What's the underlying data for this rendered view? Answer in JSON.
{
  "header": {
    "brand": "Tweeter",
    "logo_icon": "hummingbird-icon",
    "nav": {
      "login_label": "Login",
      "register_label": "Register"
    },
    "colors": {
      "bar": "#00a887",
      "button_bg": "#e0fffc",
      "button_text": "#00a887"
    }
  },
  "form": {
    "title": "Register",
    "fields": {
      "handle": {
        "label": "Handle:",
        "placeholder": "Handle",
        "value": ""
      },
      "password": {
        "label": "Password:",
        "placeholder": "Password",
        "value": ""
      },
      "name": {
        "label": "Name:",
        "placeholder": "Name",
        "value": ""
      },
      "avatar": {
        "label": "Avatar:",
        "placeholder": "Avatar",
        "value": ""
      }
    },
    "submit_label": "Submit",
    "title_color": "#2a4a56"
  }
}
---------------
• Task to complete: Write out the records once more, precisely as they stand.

• Problem solution:
What's the underlying data for this rendered view? Answer in JSON.
{
  "header": {
    "brand": "Tweeter",
    "logo_icon": "hummingbird-icon",
    "nav": {
      "login_label": "Login",
      "register_label": "Register"
    },
    "colors": {
      "bar": "#00a887",
      "button_bg": "#e0fffc",
      "button_text": "#00a887"
    }
  },
  "form": {
    "title": "Register",
    "fields": {
      "handle": {
        "label": "Handle:",
        "placeholder": "Handle",
        "value": ""
      },
      "password": {
        "label": "Password:",
        "placeholder": "Password",
        "value": ""
      },
      "name": {
        "label": "Name:",
        "placeholder": "Name",
        "value": ""
      },
      "avatar": {
        "label": "Avatar:",
        "placeholder": "Avatar",
        "value": ""
      }
    },
    "submit_label": "Submit",
    "title_color": "#2a4a56"
  }
}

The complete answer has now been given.